Directions | Only lines that contain the word "Solibri" are to be returned from the data below.

┏━━

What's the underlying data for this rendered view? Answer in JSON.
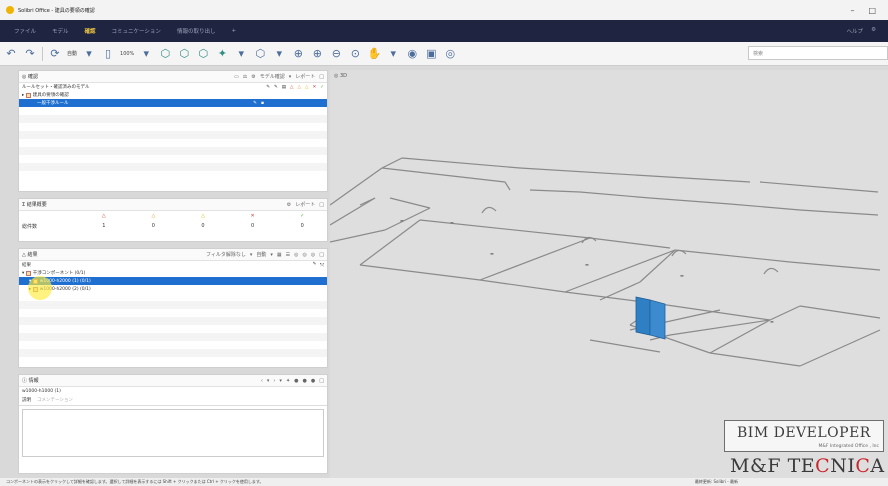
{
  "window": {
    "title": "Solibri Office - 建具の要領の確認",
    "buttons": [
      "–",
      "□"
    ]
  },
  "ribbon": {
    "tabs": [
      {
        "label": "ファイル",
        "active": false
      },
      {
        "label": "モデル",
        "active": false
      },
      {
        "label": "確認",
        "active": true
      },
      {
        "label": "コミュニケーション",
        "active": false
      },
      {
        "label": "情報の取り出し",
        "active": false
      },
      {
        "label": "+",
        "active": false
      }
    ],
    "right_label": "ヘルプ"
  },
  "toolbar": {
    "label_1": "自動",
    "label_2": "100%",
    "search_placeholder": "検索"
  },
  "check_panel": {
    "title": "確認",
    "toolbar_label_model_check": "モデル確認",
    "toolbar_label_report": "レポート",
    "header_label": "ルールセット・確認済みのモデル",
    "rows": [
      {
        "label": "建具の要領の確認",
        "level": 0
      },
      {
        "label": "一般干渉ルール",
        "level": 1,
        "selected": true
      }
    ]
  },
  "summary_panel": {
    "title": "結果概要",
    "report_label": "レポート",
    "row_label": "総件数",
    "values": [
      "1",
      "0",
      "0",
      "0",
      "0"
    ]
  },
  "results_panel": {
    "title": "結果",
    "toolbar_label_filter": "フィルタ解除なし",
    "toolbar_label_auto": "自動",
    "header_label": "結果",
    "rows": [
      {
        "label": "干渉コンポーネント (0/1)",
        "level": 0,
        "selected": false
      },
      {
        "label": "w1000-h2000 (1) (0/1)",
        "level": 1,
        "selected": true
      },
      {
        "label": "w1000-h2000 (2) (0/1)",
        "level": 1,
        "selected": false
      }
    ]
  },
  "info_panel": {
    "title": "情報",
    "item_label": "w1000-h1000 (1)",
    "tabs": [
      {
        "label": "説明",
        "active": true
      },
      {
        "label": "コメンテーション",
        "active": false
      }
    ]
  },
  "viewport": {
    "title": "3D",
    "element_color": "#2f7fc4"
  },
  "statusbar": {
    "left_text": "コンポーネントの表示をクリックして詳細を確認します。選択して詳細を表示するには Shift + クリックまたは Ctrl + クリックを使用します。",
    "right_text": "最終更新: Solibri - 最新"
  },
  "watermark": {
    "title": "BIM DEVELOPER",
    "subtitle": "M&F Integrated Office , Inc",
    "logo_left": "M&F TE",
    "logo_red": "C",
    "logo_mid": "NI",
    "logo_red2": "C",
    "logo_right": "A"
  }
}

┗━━

Completed exercise |
    "title": "Solibri Office - 建具の要領の確認",
    "right_text": "最終更新: Solibri - 最新"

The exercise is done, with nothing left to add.